▼▼▼

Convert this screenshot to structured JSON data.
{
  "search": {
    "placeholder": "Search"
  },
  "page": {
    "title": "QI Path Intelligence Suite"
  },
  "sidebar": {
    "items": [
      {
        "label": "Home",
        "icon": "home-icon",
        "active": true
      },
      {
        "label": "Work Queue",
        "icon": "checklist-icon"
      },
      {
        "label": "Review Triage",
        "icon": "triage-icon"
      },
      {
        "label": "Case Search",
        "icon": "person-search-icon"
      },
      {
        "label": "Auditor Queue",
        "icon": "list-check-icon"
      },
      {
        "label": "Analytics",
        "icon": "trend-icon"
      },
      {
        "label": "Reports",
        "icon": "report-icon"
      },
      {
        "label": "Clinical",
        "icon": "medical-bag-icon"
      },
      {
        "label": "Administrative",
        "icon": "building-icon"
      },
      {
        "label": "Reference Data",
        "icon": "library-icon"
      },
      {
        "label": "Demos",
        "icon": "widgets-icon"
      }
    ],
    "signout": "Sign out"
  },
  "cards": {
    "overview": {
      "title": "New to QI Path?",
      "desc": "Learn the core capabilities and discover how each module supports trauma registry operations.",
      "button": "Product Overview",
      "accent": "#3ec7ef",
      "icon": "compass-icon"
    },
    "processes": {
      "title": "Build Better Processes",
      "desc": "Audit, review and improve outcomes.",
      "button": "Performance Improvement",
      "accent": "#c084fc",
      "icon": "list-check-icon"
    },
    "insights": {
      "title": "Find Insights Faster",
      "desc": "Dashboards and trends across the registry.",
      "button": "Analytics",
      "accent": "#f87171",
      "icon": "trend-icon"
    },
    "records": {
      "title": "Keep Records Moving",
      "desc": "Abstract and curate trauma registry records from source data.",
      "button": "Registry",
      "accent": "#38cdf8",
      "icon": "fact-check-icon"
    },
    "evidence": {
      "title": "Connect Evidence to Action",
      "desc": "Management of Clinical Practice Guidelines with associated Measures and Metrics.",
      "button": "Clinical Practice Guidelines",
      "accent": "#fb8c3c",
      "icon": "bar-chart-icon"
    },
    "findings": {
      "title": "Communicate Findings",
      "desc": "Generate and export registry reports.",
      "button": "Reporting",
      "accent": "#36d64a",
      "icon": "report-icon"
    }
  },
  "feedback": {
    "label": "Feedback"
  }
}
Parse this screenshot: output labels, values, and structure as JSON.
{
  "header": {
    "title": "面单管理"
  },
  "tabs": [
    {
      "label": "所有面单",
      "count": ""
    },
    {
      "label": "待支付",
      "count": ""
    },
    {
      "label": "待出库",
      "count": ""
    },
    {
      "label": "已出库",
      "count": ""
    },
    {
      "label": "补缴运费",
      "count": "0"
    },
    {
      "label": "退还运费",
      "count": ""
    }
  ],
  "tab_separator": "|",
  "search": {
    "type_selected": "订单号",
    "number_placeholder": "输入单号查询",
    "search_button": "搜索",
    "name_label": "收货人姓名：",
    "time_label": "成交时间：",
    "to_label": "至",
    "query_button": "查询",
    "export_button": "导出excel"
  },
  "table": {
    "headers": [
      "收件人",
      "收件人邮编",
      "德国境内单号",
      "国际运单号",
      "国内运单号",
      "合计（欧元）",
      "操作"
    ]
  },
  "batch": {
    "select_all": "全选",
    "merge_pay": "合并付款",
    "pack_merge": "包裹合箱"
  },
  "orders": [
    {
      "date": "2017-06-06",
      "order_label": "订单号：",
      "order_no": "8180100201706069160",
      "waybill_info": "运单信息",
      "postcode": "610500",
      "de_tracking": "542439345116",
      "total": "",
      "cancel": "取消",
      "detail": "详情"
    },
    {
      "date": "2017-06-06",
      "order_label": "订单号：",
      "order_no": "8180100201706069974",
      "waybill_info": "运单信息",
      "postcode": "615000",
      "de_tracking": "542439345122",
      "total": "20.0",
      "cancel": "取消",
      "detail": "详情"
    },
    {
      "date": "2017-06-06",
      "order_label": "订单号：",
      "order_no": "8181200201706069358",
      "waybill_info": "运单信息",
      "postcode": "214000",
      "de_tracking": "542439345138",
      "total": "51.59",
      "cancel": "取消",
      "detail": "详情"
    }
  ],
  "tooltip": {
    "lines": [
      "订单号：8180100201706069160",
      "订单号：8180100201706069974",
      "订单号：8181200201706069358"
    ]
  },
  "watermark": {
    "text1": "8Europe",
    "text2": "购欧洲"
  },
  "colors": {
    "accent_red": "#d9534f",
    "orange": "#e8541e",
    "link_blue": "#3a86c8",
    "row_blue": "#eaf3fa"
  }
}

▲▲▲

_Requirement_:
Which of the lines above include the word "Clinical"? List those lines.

_Result_:
        "label": "Clinical",
      "desc": "Management of Clinical Practice Guidelines with associated Measures and Metrics.",
      "button": "Clinical Practice Guidelines",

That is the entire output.